--- Given information ---
***

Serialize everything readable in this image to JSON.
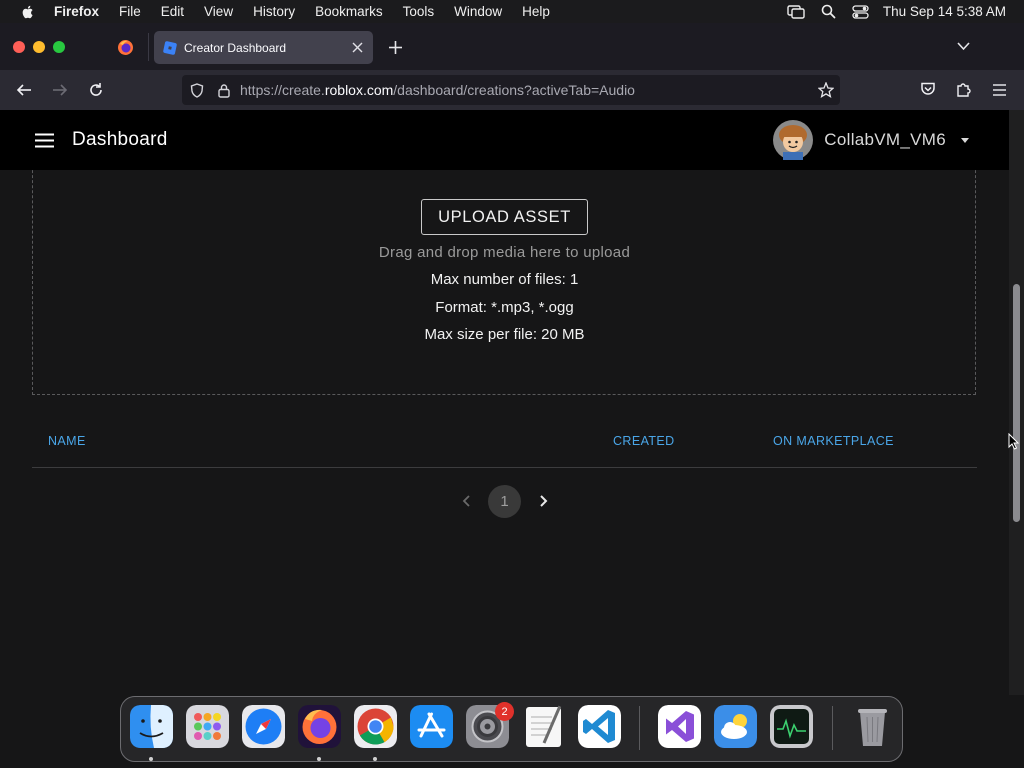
{
  "menubar": {
    "app_name": "Firefox",
    "menus": [
      "File",
      "Edit",
      "View",
      "History",
      "Bookmarks",
      "Tools",
      "Window",
      "Help"
    ],
    "clock": "Thu Sep 14  5:38 AM"
  },
  "browser": {
    "tab_title": "Creator Dashboard",
    "url_prefix": "https://create.",
    "url_host": "roblox.com",
    "url_path": "/dashboard/creations?activeTab=Audio"
  },
  "header": {
    "title": "Dashboard",
    "username": "CollabVM_VM6"
  },
  "upload": {
    "button_label": "UPLOAD ASSET",
    "drag_hint": "Drag and drop media here to upload",
    "max_files": "Max number of files: 1",
    "format": "Format: *.mp3, *.ogg",
    "max_size": "Max size per file: 20 MB"
  },
  "table": {
    "columns": [
      "NAME",
      "CREATED",
      "ON MARKETPLACE"
    ]
  },
  "pagination": {
    "current_page": "1"
  },
  "dock": {
    "apps": [
      "finder-icon",
      "launchpad-icon",
      "safari-icon",
      "firefox-icon",
      "chrome-icon",
      "app-store-icon",
      "system-settings-icon",
      "textedit-icon",
      "vscode-icon",
      "visual-studio-icon",
      "weather-icon",
      "activity-monitor-icon",
      "trash-icon"
    ],
    "settings_badge": "2"
  },
  "colors": {
    "link_blue": "#4aa6e8",
    "header_bg": "#000000",
    "page_bg": "#161617"
  }
}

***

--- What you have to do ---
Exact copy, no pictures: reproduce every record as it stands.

--- Worked solution ---
Serialize everything readable in this image to JSON.
{
  "menubar": {
    "app_name": "Firefox",
    "menus": [
      "File",
      "Edit",
      "View",
      "History",
      "Bookmarks",
      "Tools",
      "Window",
      "Help"
    ],
    "clock": "Thu Sep 14  5:38 AM"
  },
  "browser": {
    "tab_title": "Creator Dashboard",
    "url_prefix": "https://create.",
    "url_host": "roblox.com",
    "url_path": "/dashboard/creations?activeTab=Audio"
  },
  "header": {
    "title": "Dashboard",
    "username": "CollabVM_VM6"
  },
  "upload": {
    "button_label": "UPLOAD ASSET",
    "drag_hint": "Drag and drop media here to upload",
    "max_files": "Max number of files: 1",
    "format": "Format: *.mp3, *.ogg",
    "max_size": "Max size per file: 20 MB"
  },
  "table": {
    "columns": [
      "NAME",
      "CREATED",
      "ON MARKETPLACE"
    ]
  },
  "pagination": {
    "current_page": "1"
  },
  "dock": {
    "apps": [
      "finder-icon",
      "launchpad-icon",
      "safari-icon",
      "firefox-icon",
      "chrome-icon",
      "app-store-icon",
      "system-settings-icon",
      "textedit-icon",
      "vscode-icon",
      "visual-studio-icon",
      "weather-icon",
      "activity-monitor-icon",
      "trash-icon"
    ],
    "settings_badge": "2"
  },
  "colors": {
    "link_blue": "#4aa6e8",
    "header_bg": "#000000",
    "page_bg": "#161617"
  }
}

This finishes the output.